(Extracted data entries)
◇ ◇ ◇
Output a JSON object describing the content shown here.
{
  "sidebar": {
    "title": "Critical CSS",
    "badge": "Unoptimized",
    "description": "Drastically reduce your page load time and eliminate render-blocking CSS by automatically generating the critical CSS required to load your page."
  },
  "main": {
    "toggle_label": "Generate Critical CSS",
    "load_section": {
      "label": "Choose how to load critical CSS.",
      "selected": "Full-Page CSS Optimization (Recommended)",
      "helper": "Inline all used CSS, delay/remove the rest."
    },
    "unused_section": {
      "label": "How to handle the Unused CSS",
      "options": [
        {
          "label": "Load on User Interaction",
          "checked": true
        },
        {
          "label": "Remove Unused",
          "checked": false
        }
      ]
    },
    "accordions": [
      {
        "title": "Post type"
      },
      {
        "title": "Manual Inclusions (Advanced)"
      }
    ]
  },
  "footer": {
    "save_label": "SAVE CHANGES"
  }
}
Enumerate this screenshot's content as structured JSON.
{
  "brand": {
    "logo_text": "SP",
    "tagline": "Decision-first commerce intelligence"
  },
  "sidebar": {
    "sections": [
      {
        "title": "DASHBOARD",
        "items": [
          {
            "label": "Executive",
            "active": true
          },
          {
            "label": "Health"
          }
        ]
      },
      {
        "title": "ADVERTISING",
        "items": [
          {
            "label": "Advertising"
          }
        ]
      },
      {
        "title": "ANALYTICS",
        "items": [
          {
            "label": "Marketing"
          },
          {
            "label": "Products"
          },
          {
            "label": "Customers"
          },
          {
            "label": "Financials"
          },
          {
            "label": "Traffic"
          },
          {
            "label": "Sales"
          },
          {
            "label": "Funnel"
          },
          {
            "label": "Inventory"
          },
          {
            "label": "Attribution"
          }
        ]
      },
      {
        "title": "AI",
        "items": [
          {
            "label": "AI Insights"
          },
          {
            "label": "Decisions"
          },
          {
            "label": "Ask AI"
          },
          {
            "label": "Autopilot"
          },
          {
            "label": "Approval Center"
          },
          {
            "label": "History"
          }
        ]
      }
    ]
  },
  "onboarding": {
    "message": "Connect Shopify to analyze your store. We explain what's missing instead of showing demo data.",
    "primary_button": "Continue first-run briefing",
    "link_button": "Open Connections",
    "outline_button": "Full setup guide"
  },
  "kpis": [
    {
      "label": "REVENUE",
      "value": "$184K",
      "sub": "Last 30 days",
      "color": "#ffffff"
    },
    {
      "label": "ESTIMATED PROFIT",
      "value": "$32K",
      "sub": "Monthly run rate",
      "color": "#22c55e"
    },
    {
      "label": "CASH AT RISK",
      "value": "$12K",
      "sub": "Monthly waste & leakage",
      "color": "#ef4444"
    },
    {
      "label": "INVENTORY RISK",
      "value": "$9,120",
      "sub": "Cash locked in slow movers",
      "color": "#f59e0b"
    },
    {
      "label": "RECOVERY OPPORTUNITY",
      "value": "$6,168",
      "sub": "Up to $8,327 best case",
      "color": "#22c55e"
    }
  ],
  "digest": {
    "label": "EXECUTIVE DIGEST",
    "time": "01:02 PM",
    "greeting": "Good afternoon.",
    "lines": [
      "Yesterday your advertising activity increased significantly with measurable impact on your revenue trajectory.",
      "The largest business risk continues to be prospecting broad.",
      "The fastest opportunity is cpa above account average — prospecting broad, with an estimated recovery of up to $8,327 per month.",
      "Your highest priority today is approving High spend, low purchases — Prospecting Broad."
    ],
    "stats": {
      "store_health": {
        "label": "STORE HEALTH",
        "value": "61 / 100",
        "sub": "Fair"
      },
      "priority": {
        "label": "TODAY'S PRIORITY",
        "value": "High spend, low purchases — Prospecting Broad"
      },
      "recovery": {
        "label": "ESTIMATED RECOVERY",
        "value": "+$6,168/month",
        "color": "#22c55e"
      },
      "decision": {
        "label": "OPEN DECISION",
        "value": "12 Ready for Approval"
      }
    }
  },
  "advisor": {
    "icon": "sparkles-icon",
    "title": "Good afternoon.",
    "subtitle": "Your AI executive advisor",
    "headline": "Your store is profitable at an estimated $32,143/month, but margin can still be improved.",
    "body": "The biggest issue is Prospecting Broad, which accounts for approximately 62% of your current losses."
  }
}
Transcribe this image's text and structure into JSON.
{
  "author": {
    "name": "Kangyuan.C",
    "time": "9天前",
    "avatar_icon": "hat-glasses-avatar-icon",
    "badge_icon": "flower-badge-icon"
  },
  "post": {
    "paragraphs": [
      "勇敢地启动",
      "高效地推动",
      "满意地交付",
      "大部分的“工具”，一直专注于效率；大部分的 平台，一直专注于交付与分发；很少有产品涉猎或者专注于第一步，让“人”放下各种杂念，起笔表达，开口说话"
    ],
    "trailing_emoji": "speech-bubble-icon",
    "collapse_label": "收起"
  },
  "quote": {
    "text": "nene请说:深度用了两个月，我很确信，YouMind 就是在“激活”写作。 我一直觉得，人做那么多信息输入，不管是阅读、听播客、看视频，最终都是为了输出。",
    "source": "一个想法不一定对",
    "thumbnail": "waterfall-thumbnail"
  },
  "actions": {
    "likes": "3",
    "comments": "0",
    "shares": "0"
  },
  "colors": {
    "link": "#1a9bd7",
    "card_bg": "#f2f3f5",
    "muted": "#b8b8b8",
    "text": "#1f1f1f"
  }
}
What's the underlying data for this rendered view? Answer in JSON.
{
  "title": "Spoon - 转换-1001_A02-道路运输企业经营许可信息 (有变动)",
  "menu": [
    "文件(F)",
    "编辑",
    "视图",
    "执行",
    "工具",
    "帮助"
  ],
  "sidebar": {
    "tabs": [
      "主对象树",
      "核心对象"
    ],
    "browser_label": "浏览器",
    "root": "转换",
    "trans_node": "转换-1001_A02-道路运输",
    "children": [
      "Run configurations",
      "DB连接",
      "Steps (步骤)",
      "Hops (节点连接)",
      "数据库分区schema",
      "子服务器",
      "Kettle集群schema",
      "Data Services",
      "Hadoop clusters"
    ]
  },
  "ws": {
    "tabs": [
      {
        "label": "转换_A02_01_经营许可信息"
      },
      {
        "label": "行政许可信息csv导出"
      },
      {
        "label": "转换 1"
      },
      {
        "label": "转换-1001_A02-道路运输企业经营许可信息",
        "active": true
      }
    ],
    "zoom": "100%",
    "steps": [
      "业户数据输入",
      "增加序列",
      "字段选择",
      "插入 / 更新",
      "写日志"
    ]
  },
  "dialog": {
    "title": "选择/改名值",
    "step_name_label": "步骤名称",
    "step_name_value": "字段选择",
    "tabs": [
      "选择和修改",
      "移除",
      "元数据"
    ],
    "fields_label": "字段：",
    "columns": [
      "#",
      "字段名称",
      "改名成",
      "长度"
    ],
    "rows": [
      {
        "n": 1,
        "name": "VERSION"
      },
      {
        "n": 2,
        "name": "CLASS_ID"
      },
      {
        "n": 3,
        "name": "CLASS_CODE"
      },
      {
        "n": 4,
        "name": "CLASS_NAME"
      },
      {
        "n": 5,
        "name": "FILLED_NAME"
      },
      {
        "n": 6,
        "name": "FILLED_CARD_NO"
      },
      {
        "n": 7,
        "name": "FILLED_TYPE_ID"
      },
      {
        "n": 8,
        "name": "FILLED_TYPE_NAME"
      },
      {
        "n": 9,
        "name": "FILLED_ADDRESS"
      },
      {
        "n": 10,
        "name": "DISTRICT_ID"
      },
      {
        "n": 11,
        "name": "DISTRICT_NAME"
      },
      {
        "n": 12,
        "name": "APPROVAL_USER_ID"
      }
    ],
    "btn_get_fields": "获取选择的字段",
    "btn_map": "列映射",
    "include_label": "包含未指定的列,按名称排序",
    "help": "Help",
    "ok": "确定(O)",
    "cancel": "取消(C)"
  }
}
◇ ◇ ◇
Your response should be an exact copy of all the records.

### Task output
Output a JSON object describing the content shown here.
{
  "sidebar": {
    "title": "Critical CSS",
    "badge": "Unoptimized",
    "description": "Drastically reduce your page load time and eliminate render-blocking CSS by automatically generating the critical CSS required to load your page."
  },
  "main": {
    "toggle_label": "Generate Critical CSS",
    "load_section": {
      "label": "Choose how to load critical CSS.",
      "selected": "Full-Page CSS Optimization (Recommended)",
      "helper": "Inline all used CSS, delay/remove the rest."
    },
    "unused_section": {
      "label": "How to handle the Unused CSS",
      "options": [
        {
          "label": "Load on User Interaction",
          "checked": true
        },
        {
          "label": "Remove Unused",
          "checked": false
        }
      ]
    },
    "accordions": [
      {
        "title": "Post type"
      },
      {
        "title": "Manual Inclusions (Advanced)"
      }
    ]
  },
  "footer": {
    "save_label": "SAVE CHANGES"
  }
}
Enumerate this screenshot's content as structured JSON.
{
  "brand": {
    "logo_text": "SP",
    "tagline": "Decision-first commerce intelligence"
  },
  "sidebar": {
    "sections": [
      {
        "title": "DASHBOARD",
        "items": [
          {
            "label": "Executive",
            "active": true
          },
          {
            "label": "Health"
          }
        ]
      },
      {
        "title": "ADVERTISING",
        "items": [
          {
            "label": "Advertising"
          }
        ]
      },
      {
        "title": "ANALYTICS",
        "items": [
          {
            "label": "Marketing"
          },
          {
            "label": "Products"
          },
          {
            "label": "Customers"
          },
          {
            "label": "Financials"
          },
          {
            "label": "Traffic"
          },
          {
            "label": "Sales"
          },
          {
            "label": "Funnel"
          },
          {
            "label": "Inventory"
          },
          {
            "label": "Attribution"
          }
        ]
      },
      {
        "title": "AI",
        "items": [
          {
            "label": "AI Insights"
          },
          {
            "label": "Decisions"
          },
          {
            "label": "Ask AI"
          },
          {
            "label": "Autopilot"
          },
          {
            "label": "Approval Center"
          },
          {
            "label": "History"
          }
        ]
      }
    ]
  },
  "onboarding": {
    "message": "Connect Shopify to analyze your store. We explain what's missing instead of showing demo data.",
    "primary_button": "Continue first-run briefing",
    "link_button": "Open Connections",
    "outline_button": "Full setup guide"
  },
  "kpis": [
    {
      "label": "REVENUE",
      "value": "$184K",
      "sub": "Last 30 days",
      "color": "#ffffff"
    },
    {
      "label": "ESTIMATED PROFIT",
      "value": "$32K",
      "sub": "Monthly run rate",
      "color": "#22c55e"
    },
    {
      "label": "CASH AT RISK",
      "value": "$12K",
      "sub": "Monthly waste & leakage",
      "color": "#ef4444"
    },
    {
      "label": "INVENTORY RISK",
      "value": "$9,120",
      "sub": "Cash locked in slow movers",
      "color": "#f59e0b"
    },
    {
      "label": "RECOVERY OPPORTUNITY",
      "value": "$6,168",
      "sub": "Up to $8,327 best case",
      "color": "#22c55e"
    }
  ],
  "digest": {
    "label": "EXECUTIVE DIGEST",
    "time": "01:02 PM",
    "greeting": "Good afternoon.",
    "lines": [
      "Yesterday your advertising activity increased significantly with measurable impact on your revenue trajectory.",
      "The largest business risk continues to be prospecting broad.",
      "The fastest opportunity is cpa above account average — prospecting broad, with an estimated recovery of up to $8,327 per month.",
      "Your highest priority today is approving High spend, low purchases — Prospecting Broad."
    ],
    "stats": {
      "store_health": {
        "label": "STORE HEALTH",
        "value": "61 / 100",
        "sub": "Fair"
      },
      "priority": {
        "label": "TODAY'S PRIORITY",
        "value": "High spend, low purchases — Prospecting Broad"
      },
      "recovery": {
        "label": "ESTIMATED RECOVERY",
        "value": "+$6,168/month",
        "color": "#22c55e"
      },
      "decision": {
        "label": "OPEN DECISION",
        "value": "12 Ready for Approval"
      }
    }
  },
  "advisor": {
    "icon": "sparkles-icon",
    "title": "Good afternoon.",
    "subtitle": "Your AI executive advisor",
    "headline": "Your store is profitable at an estimated $32,143/month, but margin can still be improved.",
    "body": "The biggest issue is Prospecting Broad, which accounts for approximately 62% of your current losses."
  }
}
Transcribe this image's text and structure into JSON.
{
  "author": {
    "name": "Kangyuan.C",
    "time": "9天前",
    "avatar_icon": "hat-glasses-avatar-icon",
    "badge_icon": "flower-badge-icon"
  },
  "post": {
    "paragraphs": [
      "勇敢地启动",
      "高效地推动",
      "满意地交付",
      "大部分的“工具”，一直专注于效率；大部分的 平台，一直专注于交付与分发；很少有产品涉猎或者专注于第一步，让“人”放下各种杂念，起笔表达，开口说话"
    ],
    "trailing_emoji": "speech-bubble-icon",
    "collapse_label": "收起"
  },
  "quote": {
    "text": "nene请说:深度用了两个月，我很确信，YouMind 就是在“激活”写作。 我一直觉得，人做那么多信息输入，不管是阅读、听播客、看视频，最终都是为了输出。",
    "source": "一个想法不一定对",
    "thumbnail": "waterfall-thumbnail"
  },
  "actions": {
    "likes": "3",
    "comments": "0",
    "shares": "0"
  },
  "colors": {
    "link": "#1a9bd7",
    "card_bg": "#f2f3f5",
    "muted": "#b8b8b8",
    "text": "#1f1f1f"
  }
}
What's the underlying data for this rendered view? Answer in JSON.
{
  "title": "Spoon - 转换-1001_A02-道路运输企业经营许可信息 (有变动)",
  "menu": [
    "文件(F)",
    "编辑",
    "视图",
    "执行",
    "工具",
    "帮助"
  ],
  "sidebar": {
    "tabs": [
      "主对象树",
      "核心对象"
    ],
    "browser_label": "浏览器",
    "root": "转换",
    "trans_node": "转换-1001_A02-道路运输",
    "children": [
      "Run configurations",
      "DB连接",
      "Steps (步骤)",
      "Hops (节点连接)",
      "数据库分区schema",
      "子服务器",
      "Kettle集群schema",
      "Data Services",
      "Hadoop clusters"
    ]
  },
  "ws": {
    "tabs": [
      {
        "label": "转换_A02_01_经营许可信息"
      },
      {
        "label": "行政许可信息csv导出"
      },
      {
        "label": "转换 1"
      },
      {
        "label": "转换-1001_A02-道路运输企业经营许可信息",
        "active": true
      }
    ],
    "zoom": "100%",
    "steps": [
      "业户数据输入",
      "增加序列",
      "字段选择",
      "插入 / 更新",
      "写日志"
    ]
  },
  "dialog": {
    "title": "选择/改名值",
    "step_name_label": "步骤名称",
    "step_name_value": "字段选择",
    "tabs": [
      "选择和修改",
      "移除",
      "元数据"
    ],
    "fields_label": "字段：",
    "columns": [
      "#",
      "字段名称",
      "改名成",
      "长度"
    ],
    "rows": [
      {
        "n": 1,
        "name": "VERSION"
      },
      {
        "n": 2,
        "name": "CLASS_ID"
      },
      {
        "n": 3,
        "name": "CLASS_CODE"
      },
      {
        "n": 4,
        "name": "CLASS_NAME"
      },
      {
        "n": 5,
        "name": "FILLED_NAME"
      },
      {
        "n": 6,
        "name": "FILLED_CARD_NO"
      },
      {
        "n": 7,
        "name": "FILLED_TYPE_ID"
      },
      {
        "n": 8,
        "name": "FILLED_TYPE_NAME"
      },
      {
        "n": 9,
        "name": "FILLED_ADDRESS"
      },
      {
        "n": 10,
        "name": "DISTRICT_ID"
      },
      {
        "n": 11,
        "name": "DISTRICT_NAME"
      },
      {
        "n": 12,
        "name": "APPROVAL_USER_ID"
      }
    ],
    "btn_get_fields": "获取选择的字段",
    "btn_map": "列映射",
    "include_label": "包含未指定的列,按名称排序",
    "help": "Help",
    "ok": "确定(O)",
    "cancel": "取消(C)"
  }
}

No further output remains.